Stored dataset items:
********

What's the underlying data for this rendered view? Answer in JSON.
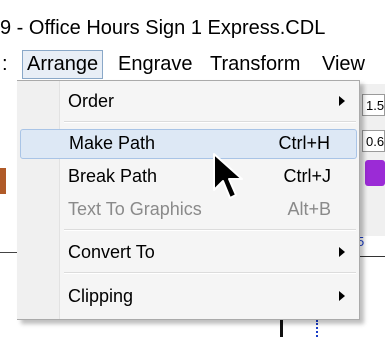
{
  "window": {
    "title": "9 - Office Hours Sign 1 Express.CDL"
  },
  "menubar": {
    "items": [
      {
        "label": ":"
      },
      {
        "label": "Arrange"
      },
      {
        "label": "Engrave"
      },
      {
        "label": "Transform"
      },
      {
        "label": "View"
      }
    ]
  },
  "arrange_menu": {
    "items": [
      {
        "label": "Order",
        "shortcut": "",
        "submenu": true,
        "enabled": true
      },
      {
        "label": "Make Path",
        "shortcut": "Ctrl+H",
        "submenu": false,
        "enabled": true,
        "highlighted": true
      },
      {
        "label": "Break Path",
        "shortcut": "Ctrl+J",
        "submenu": false,
        "enabled": true
      },
      {
        "label": "Text To Graphics",
        "shortcut": "Alt+B",
        "submenu": false,
        "enabled": false
      },
      {
        "label": "Convert To",
        "shortcut": "",
        "submenu": true,
        "enabled": true
      },
      {
        "label": "Clipping",
        "shortcut": "",
        "submenu": true,
        "enabled": true
      }
    ]
  },
  "background": {
    "field_1_value": "1.5",
    "field_2_value": "0.6",
    "ruler_number": "5"
  },
  "colors": {
    "highlight": "#dde8f5",
    "purple_tool": "#9b2bd6"
  }
}
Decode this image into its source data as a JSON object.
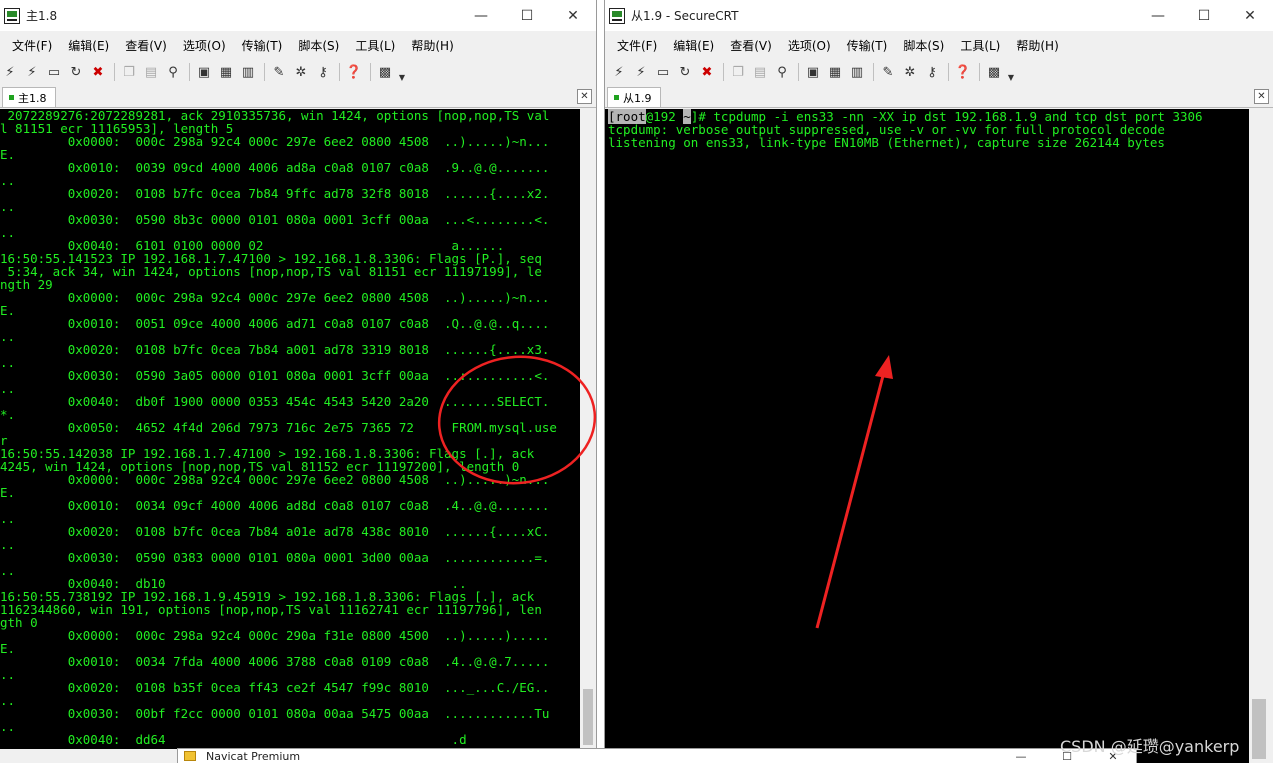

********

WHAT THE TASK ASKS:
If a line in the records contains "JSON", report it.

EXERCISE OUTPUT:
What's the underlying data for this rendered view? Answer in JSON.
Decode this image into its source data as a JSON object.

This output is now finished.